Roque said the coronavirus task force approved the reduction of physical distancing on public vehicles in a meeting last week.
“It was approved by the [task force] because we cannot reopen the economy if we do not add to our transportation capacity,” he said.
In a television interview on Monday, Interior Secretary Eduardo Año said the reduction in physical distancing had been requested by the government’s economic team and by the local governments to expand public transport capacity so that more people could go to work.
But the task force may reconsider its decision following opposition from the medical community, Año said, adding that he personally preferred the 1-meter physical distancing rule.
He said the task force would discuss the matter during its meeting on Tuesday.
Defending the DOTr’s decision at a press briefing on Monday, Transportation Undersecretary Artemio Tuazon said the agency just listened to “the call of Filipinos” to expand public transport capacity.
Tuazon said neither the railway sector nor the road sector had asked for the reduction in physical distancing.
He said the DOTr decision was based on a study by the International Union of Railways that showed coronavirus transmission did not originate from public transport, particularly trains.
Jose Arturo Garcia, general manager of the Metropolitan Manila Development Authority, declined to comment on Monday, saying he did not want to preempt the coronavirus task force’s discussion of the matter.
But Navotas Mayor Tobias Tiangco said he did not see the logic behind the DOTr decision, as the health sector has been recommending the 1-meter physical distancing rule these past six months to curb the spread of the virus.
“We have already achieved the flattening of the curve. This means that our previous measures, including physical distancing in public transportation, have been effective. We must always prioritize the health and safety of Filipinos,” Tiangco said.
—With reports from Julie M. Aurelio, Jeannette I. Andrade and Meg Adonis
The Inquirer Foundation supports our healthcare frontliners and is still accepting cash donations to be deposited at Banco de Oro (BDO) current account #007960018860 or donate through PayMaya using this link.

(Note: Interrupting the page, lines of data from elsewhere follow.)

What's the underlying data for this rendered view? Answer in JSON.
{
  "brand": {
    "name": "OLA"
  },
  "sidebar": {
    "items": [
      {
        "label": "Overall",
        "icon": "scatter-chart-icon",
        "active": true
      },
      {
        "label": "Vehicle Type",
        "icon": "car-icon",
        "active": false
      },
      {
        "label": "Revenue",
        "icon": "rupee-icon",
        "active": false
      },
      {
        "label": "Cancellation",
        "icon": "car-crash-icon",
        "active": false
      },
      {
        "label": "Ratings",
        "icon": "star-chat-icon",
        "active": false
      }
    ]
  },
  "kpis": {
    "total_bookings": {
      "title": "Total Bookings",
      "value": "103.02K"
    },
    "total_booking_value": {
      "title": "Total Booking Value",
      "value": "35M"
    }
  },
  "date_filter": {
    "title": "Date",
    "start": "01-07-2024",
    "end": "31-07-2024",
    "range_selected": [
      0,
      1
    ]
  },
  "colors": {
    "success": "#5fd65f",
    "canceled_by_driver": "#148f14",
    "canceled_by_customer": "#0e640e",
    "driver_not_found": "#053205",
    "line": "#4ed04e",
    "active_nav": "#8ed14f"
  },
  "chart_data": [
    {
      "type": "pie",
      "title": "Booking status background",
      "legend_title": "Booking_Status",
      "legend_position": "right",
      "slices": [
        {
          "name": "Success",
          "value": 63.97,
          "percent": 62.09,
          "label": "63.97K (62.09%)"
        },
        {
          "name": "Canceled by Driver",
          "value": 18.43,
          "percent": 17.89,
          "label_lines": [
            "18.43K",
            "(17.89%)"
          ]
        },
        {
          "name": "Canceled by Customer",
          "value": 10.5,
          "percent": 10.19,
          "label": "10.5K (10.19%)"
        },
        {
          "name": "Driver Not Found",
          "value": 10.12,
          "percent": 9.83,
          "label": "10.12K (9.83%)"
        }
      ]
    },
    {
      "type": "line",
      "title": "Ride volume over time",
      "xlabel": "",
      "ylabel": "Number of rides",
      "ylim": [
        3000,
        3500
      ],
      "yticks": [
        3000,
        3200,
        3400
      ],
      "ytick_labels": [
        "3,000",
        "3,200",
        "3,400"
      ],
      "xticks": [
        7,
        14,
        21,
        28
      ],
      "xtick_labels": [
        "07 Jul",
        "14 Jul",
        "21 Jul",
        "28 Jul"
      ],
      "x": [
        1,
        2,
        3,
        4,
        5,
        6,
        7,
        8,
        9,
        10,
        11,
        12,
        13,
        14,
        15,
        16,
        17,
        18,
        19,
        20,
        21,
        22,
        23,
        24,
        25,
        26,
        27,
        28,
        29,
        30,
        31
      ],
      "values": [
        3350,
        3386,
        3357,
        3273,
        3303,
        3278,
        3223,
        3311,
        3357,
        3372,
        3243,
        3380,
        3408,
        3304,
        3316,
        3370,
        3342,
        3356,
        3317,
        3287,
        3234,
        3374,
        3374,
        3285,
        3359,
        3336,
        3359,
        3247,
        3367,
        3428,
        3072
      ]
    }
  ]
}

Subscribe to INQUIRER PLUS to get access to The Philippine Daily Inquirer & other 70+ titles, share up to 5 gadgets, listen to the news, download as early as 4am & share articles on social media. Call 896 6000.